ne of the big issues in functional programming is the issue of side effects. Particularly, functional programmers tend to distrust them. A pure functional language such as Haskell or Clean disallows side-effects entirely. And not without good reason. Side effects complicate code, especially when concurrency is involved, an issue that is becoming more and more important as processor manufacturers move toward multi-core processors.

In programming terms, "side effect" doesn't mean exactly the same thing as it does in normal speech or writing. When a doctor speaks of the "side effects" of a medicine, he is speaking merely of any unintended consequences of the medicine. But when a programmer speaks of side effects, he/she is talking about any effects other than the return of a value. Here's why that difference in definition is important:

int a, b;
a = b = 1;

The second line is valid C because of a trick with the operators. The assignment operator in C not only assigns its value to the target variable, but it also returns the value which it assigns. The intended effect is the assignment. The return is a side effect! Or at least it is in the medical sense of the term, "Side effect." To avoid confusion between the more colloquial usage and the programming usage, I'll refer to these unintended consequences as "secondary effects".

Secondary effects, like side effects, are bad language and/or API design. Let's take a look at why.

int factorial(int i)
if(i = 1) return 1;
return i * factorial(i - 1);

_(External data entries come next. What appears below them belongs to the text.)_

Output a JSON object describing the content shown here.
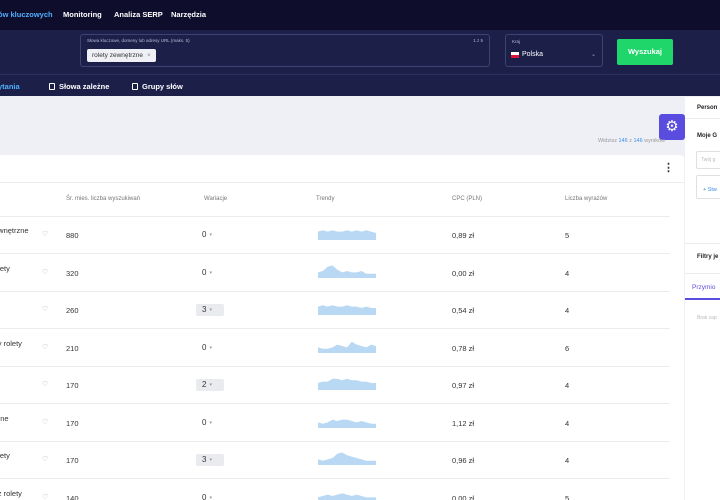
{
  "nav": {
    "items": [
      {
        "label": "ów kluczowych",
        "active": true
      },
      {
        "label": "Monitoring"
      },
      {
        "label": "Analiza SERP"
      },
      {
        "label": "Narzędzia"
      }
    ]
  },
  "search": {
    "keywords_label": "Słowa kluczowe, domeny lub adresy URL (maks. 5)",
    "keywords_count": "1 z 5",
    "chip": "rolety zewnętrzne",
    "country_label": "Kraj",
    "country": "Polska",
    "button": "Wyszukaj"
  },
  "tabs": [
    {
      "label": "ytania",
      "active": true
    },
    {
      "label": "Słowa zależne"
    },
    {
      "label": "Grupy słów"
    }
  ],
  "results": {
    "prefix": "Widzisz",
    "shown": "146",
    "sep": "z",
    "total": "146",
    "suffix": "wyników"
  },
  "table": {
    "headers": {
      "volume": "Śr. mies. liczba wyszukiwań",
      "variations": "Wariacje",
      "trends": "Trendy",
      "cpc": "CPC (PLN)",
      "words": "Liczba wyrazów"
    },
    "rows": [
      {
        "keyword": "ewnętrzne",
        "volume": "880",
        "variations": "0",
        "cpc": "0,89 zł",
        "words": "5",
        "trend": [
          6,
          7,
          6,
          7,
          6,
          6,
          7,
          6,
          7,
          6,
          7,
          6,
          5
        ],
        "badge": false
      },
      {
        "keyword": "olety",
        "volume": "320",
        "variations": "0",
        "cpc": "0,00 zł",
        "words": "4",
        "trend": [
          4,
          5,
          8,
          9,
          6,
          4,
          5,
          4,
          4,
          5,
          3,
          3,
          3
        ],
        "badge": false
      },
      {
        "keyword": "",
        "volume": "260",
        "variations": "3",
        "cpc": "0,54 zł",
        "words": "4",
        "trend": [
          6,
          7,
          6,
          7,
          6,
          6,
          7,
          6,
          6,
          5,
          6,
          5,
          5
        ],
        "badge": true
      },
      {
        "keyword": "zy rolety",
        "volume": "210",
        "variations": "0",
        "cpc": "0,78 zł",
        "words": "6",
        "trend": [
          4,
          3,
          3,
          4,
          6,
          5,
          4,
          8,
          6,
          5,
          4,
          6,
          5
        ],
        "badge": false
      },
      {
        "keyword": "ty",
        "volume": "170",
        "variations": "2",
        "cpc": "0,97 zł",
        "words": "4",
        "trend": [
          5,
          6,
          6,
          8,
          8,
          7,
          8,
          7,
          7,
          6,
          6,
          5,
          5
        ],
        "badge": true
      },
      {
        "keyword": "rzne",
        "volume": "170",
        "variations": "0",
        "cpc": "1,12 zł",
        "words": "4",
        "trend": [
          4,
          3,
          4,
          6,
          5,
          6,
          6,
          5,
          4,
          5,
          4,
          3,
          3
        ],
        "badge": false
      },
      {
        "keyword": "olety",
        "volume": "170",
        "variations": "3",
        "cpc": "0,96 zł",
        "words": "4",
        "trend": [
          4,
          3,
          4,
          5,
          8,
          9,
          7,
          6,
          5,
          4,
          3,
          3,
          3
        ],
        "badge": true
      },
      {
        "keyword": "cz rolety",
        "volume": "140",
        "variations": "0",
        "cpc": "0,00 zł",
        "words": "5",
        "trend": [
          4,
          5,
          6,
          5,
          6,
          7,
          6,
          5,
          6,
          5,
          4,
          4,
          4
        ],
        "badge": false
      }
    ]
  },
  "sidebar": {
    "title1": "Person",
    "title2": "Moje G",
    "input_placeholder": "Twój g",
    "add": "+ Stw",
    "filters": "Filtry je",
    "tab": "Przymio",
    "empty": "Brak zap"
  }
}
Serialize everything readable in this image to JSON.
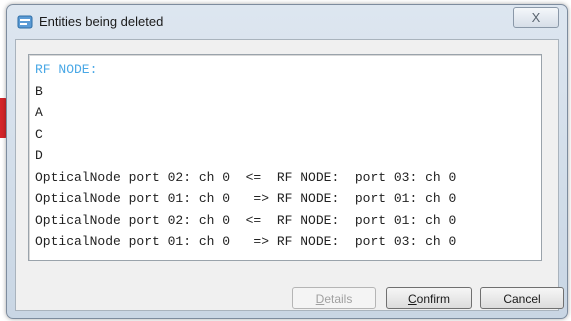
{
  "window": {
    "title": "Entities being deleted",
    "close_label": "X"
  },
  "content": {
    "lines": [
      "RF NODE:",
      "B",
      "A",
      "C",
      "D",
      "OpticalNode port 02: ch 0  <=  RF NODE:  port 03: ch 0",
      "OpticalNode port 01: ch 0   => RF NODE:  port 01: ch 0",
      "OpticalNode port 02: ch 0  <=  RF NODE:  port 01: ch 0",
      "OpticalNode port 01: ch 0   => RF NODE:  port 03: ch 0"
    ]
  },
  "buttons": {
    "details": {
      "first": "D",
      "rest": "etails",
      "enabled": false
    },
    "confirm": {
      "first": "C",
      "rest": "onfirm",
      "enabled": true
    },
    "cancel": {
      "label": "Cancel",
      "enabled": true
    }
  },
  "colors": {
    "highlight_text": "#4aa8e6",
    "background_tab": "#d4252a"
  }
}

If you've ever programmed in an academic environment, you probably think you've written this C code before. Let's hope for the sake of your grades that you haven't; this code has a serious error. The condition for the if-statement contains an assignment operator rather than an equality test operator.

This code compiles and then fails silently at runtime. If the assignment operator in C didn't allow this secondary effect, this error could be caught at compile time. One of C's biggest benefits is its static type system, so one would expect that catching errors at compilation is something C programmers care about. Many later languages remove the return from the assignment operator precisely because of how common this error is.

Here is another example, a famous piece of code:


This piece of code famously copies the contents of string src into string dest (provided that enough space is allocated for dest). In addition to the confusion of the asterisk operator (which in different cases declares a pointer, indicates the value stored at a pointer, or multiplies its operators, a blatant violation of the Principle of Least Astonishment) there is the added confusion that the secondary effect (return) of the increment operator are being passed to the secondary effect of the assignment operator, which is being returned as the test value to the while test. Add to this the confusion that the increment operator can also be a prefix unary operator, like so:


I'll leave it to the reader to figure out the error caused by this change.

C programmers of course would not present the above line as an example of good code. However, situations as confusing do often turn up in production code, wreaking havoc on the junior developers that attempt to debug them.